De Mestral and His Dog: Design in the 4th Industrial Revolution
George De Mestral and his dog head out for a hike amidst the Swiss Alps. They return, covered in sticky, stubborn burrs. Curiosity is sparked. De Mestral inspects one of the burrs under a microscope. He focuses, and sees thousands of tiny hooks and tiny loops, which causes them to stick to any fabric, or fur, that passes by. Voilà, the invention of Velcro.
Velcro. Super Glue. Play-doh. In a world littered with happened-upon design, you’d be forgiven for thinking that design is invention, by accident.
You’d also be wrong.
The problem, followed by the solution, followed by the better solution, has always been there. It’s designers who have found ways to identify, quantify, and refine it.
Then along comes the 4th Industrial Revolution. Democratised across all industries, designers are being called upon to solve increasingly complex, nonlinear problems. Health. Finance. Agriculture. You name it, designers are working in and on it. This brave new world, where designers traverse multiple disciplines on singular projects, was the panel discussion at the recent book launch of Design. Think. Make. Break. Repeat. The publication, from the University of Sydney, was particularly close to home for Wunderman-Bienalto, as 60% of our design force are Design Computing alumni from USyd. CEO Hurol Inan was also a panellist, offering his insights from within the industry.
Emerging themes from the discussion included:
Times Are (Still) Changing
With no signs of slowing, unprecedented disruption brings with it an imperative for business change. Strategy. Operating models. Objectives. All in need of an overhaul. The good news? Design processes are well-placed to assist with these transformations. Future-forward companies are already launching pre-emptive changes. They’re arming themselves to stay ahead, while they still hold a dominant market position.
Take It from the Top
Be wary of the lip service surrounding design within organisations. Investment is not the same as being invested. If the C-suite is on-board and design practitioners are supported, then design solutions are limitless in scalability and will be successful in innovation.
A.I as a Friend, Not Foe

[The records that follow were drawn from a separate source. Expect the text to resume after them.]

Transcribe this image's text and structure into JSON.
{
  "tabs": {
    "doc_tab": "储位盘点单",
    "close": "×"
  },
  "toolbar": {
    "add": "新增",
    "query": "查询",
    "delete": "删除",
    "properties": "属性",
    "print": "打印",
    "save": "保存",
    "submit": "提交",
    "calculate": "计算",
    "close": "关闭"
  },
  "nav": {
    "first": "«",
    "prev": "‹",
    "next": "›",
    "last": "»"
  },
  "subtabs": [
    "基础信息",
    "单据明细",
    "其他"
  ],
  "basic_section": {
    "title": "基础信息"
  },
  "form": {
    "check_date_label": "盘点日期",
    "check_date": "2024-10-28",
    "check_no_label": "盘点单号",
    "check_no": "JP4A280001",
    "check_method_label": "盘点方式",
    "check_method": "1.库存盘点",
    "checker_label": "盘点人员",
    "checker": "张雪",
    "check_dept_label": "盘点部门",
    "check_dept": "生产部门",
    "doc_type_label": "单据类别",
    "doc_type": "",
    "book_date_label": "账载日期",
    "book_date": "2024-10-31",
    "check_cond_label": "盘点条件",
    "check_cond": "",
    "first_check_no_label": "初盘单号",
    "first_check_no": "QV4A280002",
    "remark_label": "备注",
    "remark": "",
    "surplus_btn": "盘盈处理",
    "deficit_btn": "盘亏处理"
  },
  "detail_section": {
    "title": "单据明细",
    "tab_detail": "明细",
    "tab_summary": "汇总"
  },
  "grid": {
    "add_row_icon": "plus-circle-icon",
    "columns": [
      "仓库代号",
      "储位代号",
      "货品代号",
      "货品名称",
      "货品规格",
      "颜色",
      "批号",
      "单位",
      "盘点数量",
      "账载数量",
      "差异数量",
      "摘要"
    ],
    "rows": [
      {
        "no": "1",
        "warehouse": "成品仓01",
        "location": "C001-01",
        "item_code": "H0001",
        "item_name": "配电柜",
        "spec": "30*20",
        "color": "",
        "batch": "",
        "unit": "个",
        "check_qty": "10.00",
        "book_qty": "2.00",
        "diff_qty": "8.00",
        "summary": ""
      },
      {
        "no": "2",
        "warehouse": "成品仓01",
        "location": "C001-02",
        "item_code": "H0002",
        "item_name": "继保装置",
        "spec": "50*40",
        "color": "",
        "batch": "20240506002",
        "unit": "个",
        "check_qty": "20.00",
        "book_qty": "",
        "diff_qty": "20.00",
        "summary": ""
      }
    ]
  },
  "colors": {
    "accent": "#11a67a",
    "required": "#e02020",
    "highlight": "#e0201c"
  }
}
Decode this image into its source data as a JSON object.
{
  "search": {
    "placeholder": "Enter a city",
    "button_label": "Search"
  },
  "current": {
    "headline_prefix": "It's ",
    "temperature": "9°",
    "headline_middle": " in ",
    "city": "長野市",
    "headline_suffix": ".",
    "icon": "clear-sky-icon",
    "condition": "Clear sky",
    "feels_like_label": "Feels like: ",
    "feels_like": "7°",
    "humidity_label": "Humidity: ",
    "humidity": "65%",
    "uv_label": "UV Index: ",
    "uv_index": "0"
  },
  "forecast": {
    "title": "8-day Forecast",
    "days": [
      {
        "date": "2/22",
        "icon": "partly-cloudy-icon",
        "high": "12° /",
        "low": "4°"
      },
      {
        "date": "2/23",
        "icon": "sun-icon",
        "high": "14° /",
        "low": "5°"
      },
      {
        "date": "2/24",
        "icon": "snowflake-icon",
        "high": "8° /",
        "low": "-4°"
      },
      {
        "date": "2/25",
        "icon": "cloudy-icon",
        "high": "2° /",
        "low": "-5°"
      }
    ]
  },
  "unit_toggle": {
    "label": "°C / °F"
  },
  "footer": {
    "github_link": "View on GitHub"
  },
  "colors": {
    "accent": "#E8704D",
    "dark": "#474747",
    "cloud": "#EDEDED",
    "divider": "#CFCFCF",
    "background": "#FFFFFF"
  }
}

Human creativity isn’t algorithmic. We don’t need to be concerned about artificial intelligence and machine learning nudging out the need for designers, anytime soon. How the partnership between designers and AI plays out is up to us. The application of conversational design, for example, can be seen in the chat-bots and virtual assistants that Wunderman’s AI division are currently designing (with Microsoft, Amazon Web Services, Google and IBM).
Though books such as Design. Think. Make. Break. Repeat. are toolkits toward successful solutions, the consensus among the crowd of the launch was that design will never be fully rhymed or reasoned.
Million dollar ideas will still be scrawled on post-its.
Walking the dog will still inspire game-changing inventions.
Just ask George.
The industry panellists included:
Hurol Inan – CEO, Wunderman-Bienalto
Jürgen Spangl - Head of Design, Atlassian
Lian Loke - Program Director, Master of Interaction Design & Electronic Arts, University of Sydney
James Brennan – Business Development Manager, ANZIIF